Source material below:
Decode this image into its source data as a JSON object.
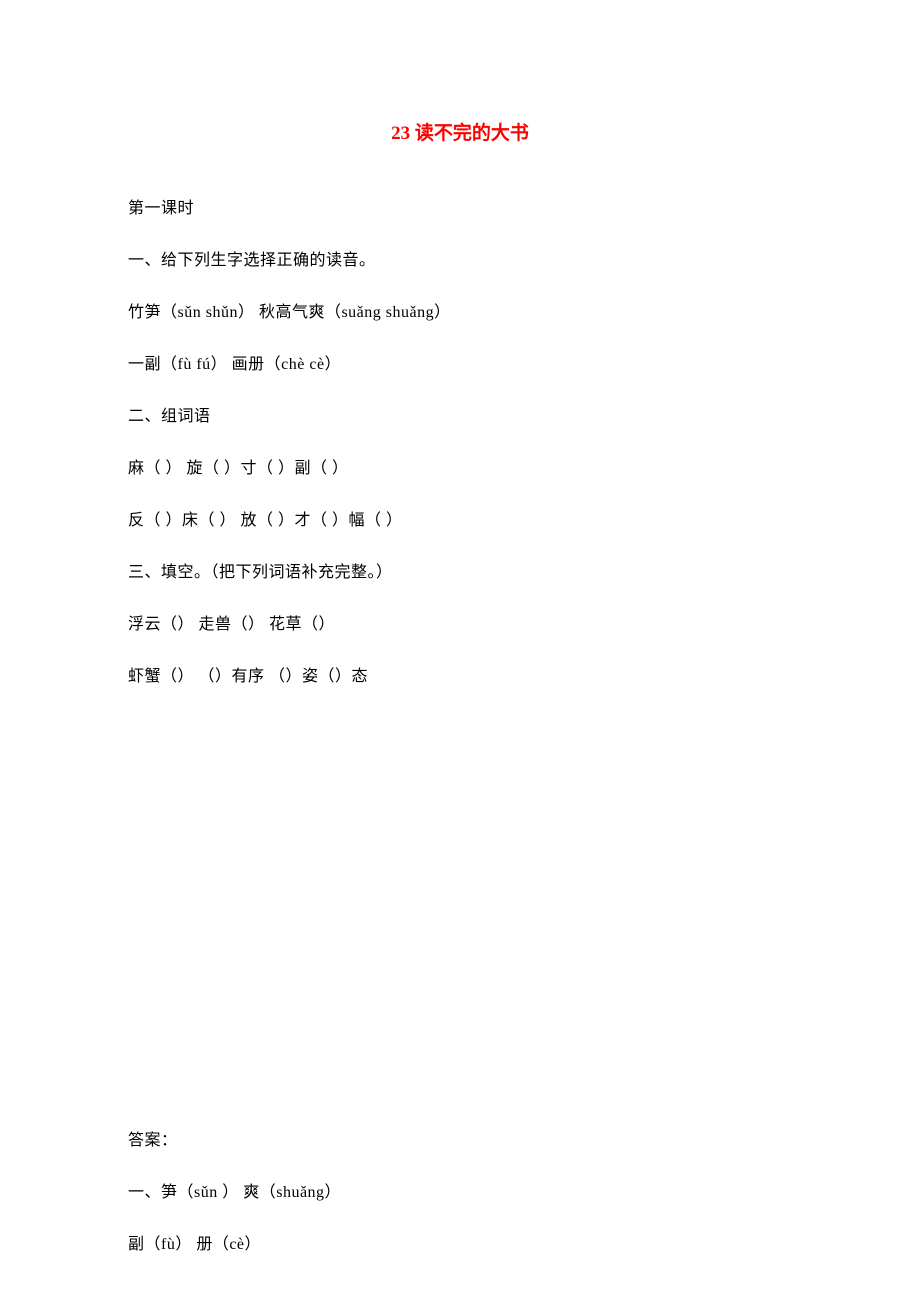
{
  "title": "23 读不完的大书",
  "subtitle": "第一课时",
  "section1": {
    "heading": "一、给下列生字选择正确的读音。",
    "line1": "竹笋（sǔn    shǔn）    秋高气爽（suǎng    shuǎng）",
    "line2": "一副（fù     fú）       画册（chè     cè）"
  },
  "section2": {
    "heading": "二、组词语",
    "line1": "麻（    ）   旋（   ）寸（     ）副（    ）",
    "line2": "反（    ）床（    ）  放（    ）才（    ）幅（    ）"
  },
  "section3": {
    "heading": "三、填空。（把下列词语补充完整。）",
    "line1": "浮云（）   走兽（）     花草（）",
    "line2": "虾蟹（）  （）有序     （）姿（）态"
  },
  "answers": {
    "heading": "答案：",
    "line1": "一、笋（sǔn ）    爽（shuǎng）",
    "line2": "副（fù）      册（cè）"
  }
}
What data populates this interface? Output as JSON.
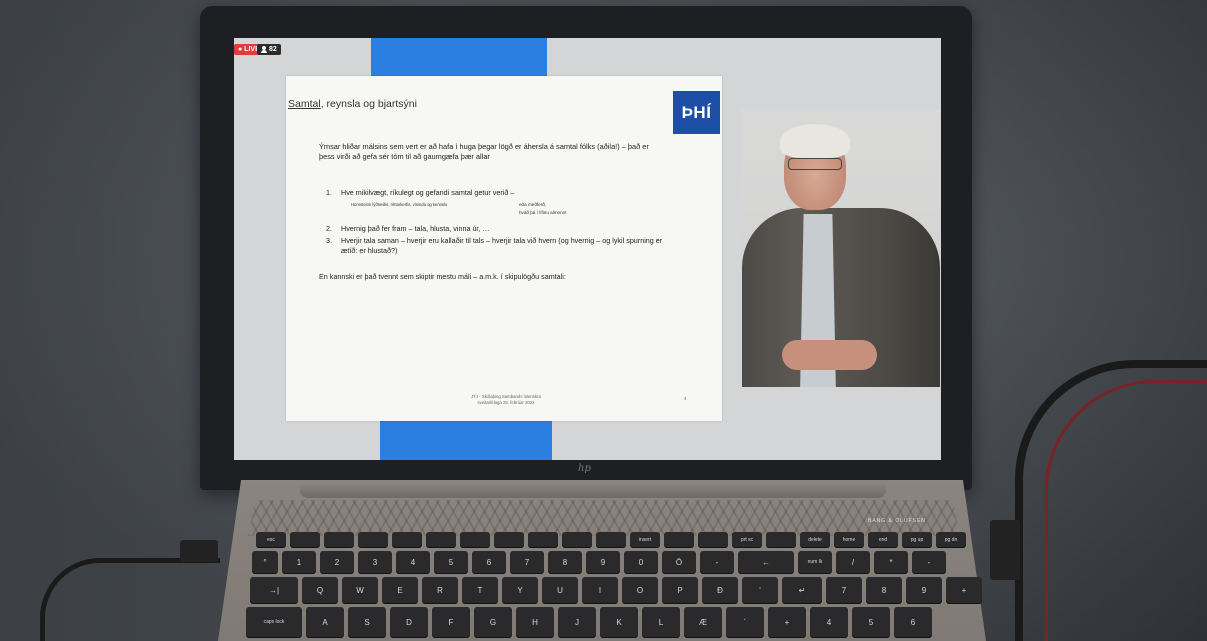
{
  "stream": {
    "live_badge": "● LIVE",
    "viewer_count": "82"
  },
  "slide": {
    "title_underlined": "Samtal",
    "title_rest": ", reynsla og bjartsýni",
    "logo_text": "ÞHÍ",
    "intro": "Ýmsar hliðar málsins sem vert er að hafa í huga þegar lögð er áhersla á samtal fólks (aðila!) – það er þess virði að gefa sér tóm til að gaumgæfa þær allar",
    "list": [
      {
        "num": "1.",
        "text": "Hve mikilvægt, ríkulegt og gefandi samtal getur verið –"
      },
      {
        "num": "2.",
        "text": "Hvernig það fer fram – tala, hlusta, vinna úr, …"
      },
      {
        "num": "3.",
        "text": "Hverjir tala saman – hverjir eru kallaðir til tals – hverjir tala við hvern (og hvernig – og lykil spurning er ætíð: er hlustað?)"
      }
    ],
    "sub_left": "Hornsteinn lýðræðis, réttarkerfis, vísinda og kennslu",
    "sub_right_line1": "eða meðferð,",
    "sub_right_line2": "hvað þá í lífinu almennt",
    "conclusion": "En kannski er það tvennt sem skiptir mestu máli – a.m.k. í skipulögðu samtali:",
    "footer_line1": "JTJ - Skólaþing Sambands íslenskra",
    "footer_line2": "sveitarfélaga 28. febrúar 2022",
    "page_number": "4"
  },
  "laptop": {
    "brand_logo": "hp",
    "speaker_label": "BANG & OLUFSEN"
  },
  "keyboard": {
    "row_fn": [
      "esc",
      "",
      "",
      "",
      "",
      "",
      "",
      "",
      "",
      "",
      "",
      "insert",
      "",
      "",
      "prt sc",
      "",
      "delete",
      "home",
      "end",
      "pg up",
      "pg dn"
    ],
    "row_num": [
      "°",
      "1",
      "2",
      "3",
      "4",
      "5",
      "6",
      "7",
      "8",
      "9",
      "0",
      "Ö",
      "-",
      "←",
      "num lk",
      "/",
      "*",
      "-"
    ],
    "row_q": [
      "→|",
      "Q",
      "W",
      "E",
      "R",
      "T",
      "Y",
      "U",
      "I",
      "O",
      "P",
      "Ð",
      "'",
      "↵",
      "7",
      "8",
      "9",
      "+"
    ],
    "row_a": [
      "caps lock",
      "A",
      "S",
      "D",
      "F",
      "G",
      "H",
      "J",
      "K",
      "L",
      "Æ",
      "´",
      "+",
      "4",
      "5",
      "6"
    ]
  }
}
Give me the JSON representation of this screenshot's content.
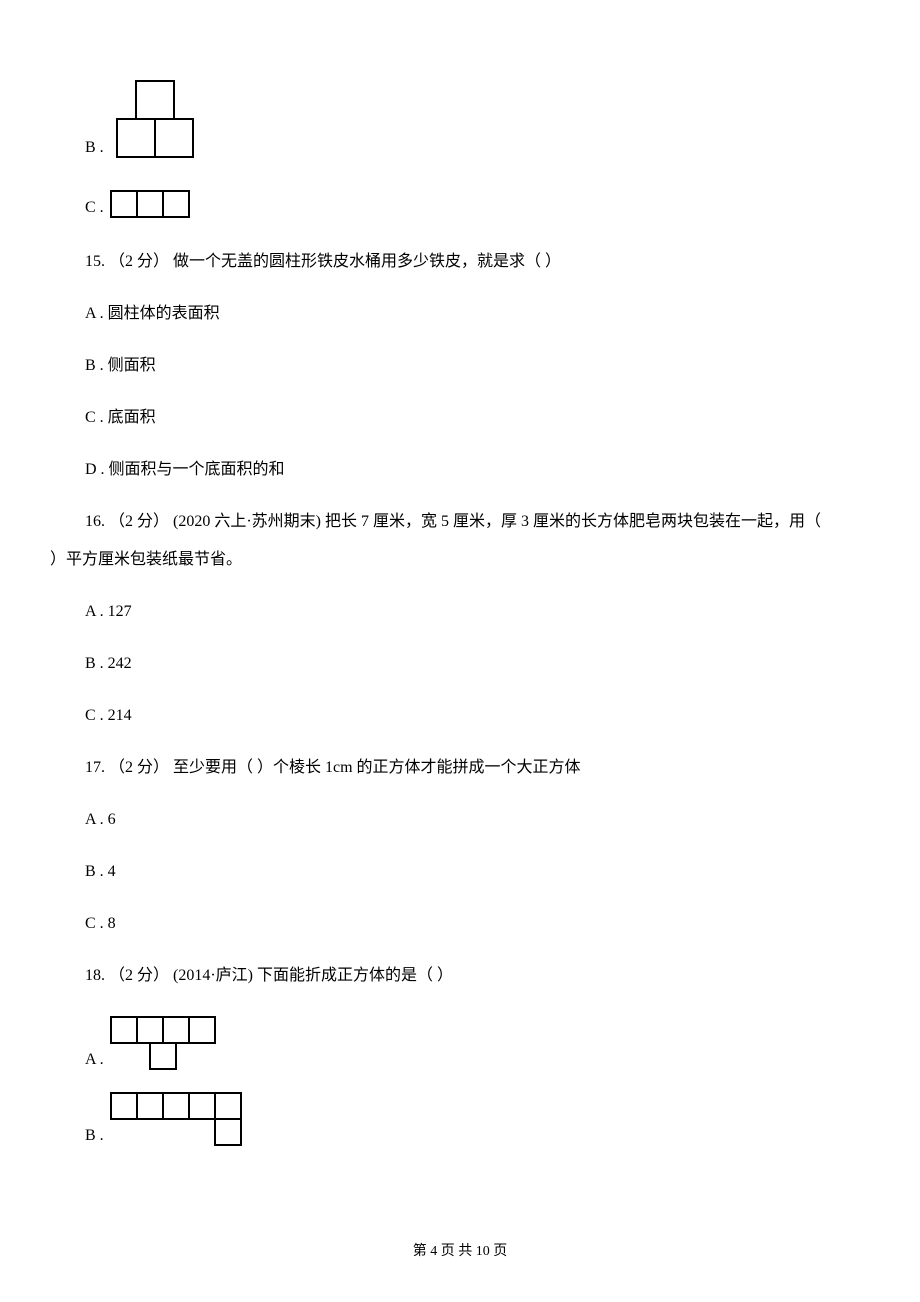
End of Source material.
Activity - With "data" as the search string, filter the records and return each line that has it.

Reply -
Decode this image into its source data as a JSON object.
What data populates this interface? Output as JSON.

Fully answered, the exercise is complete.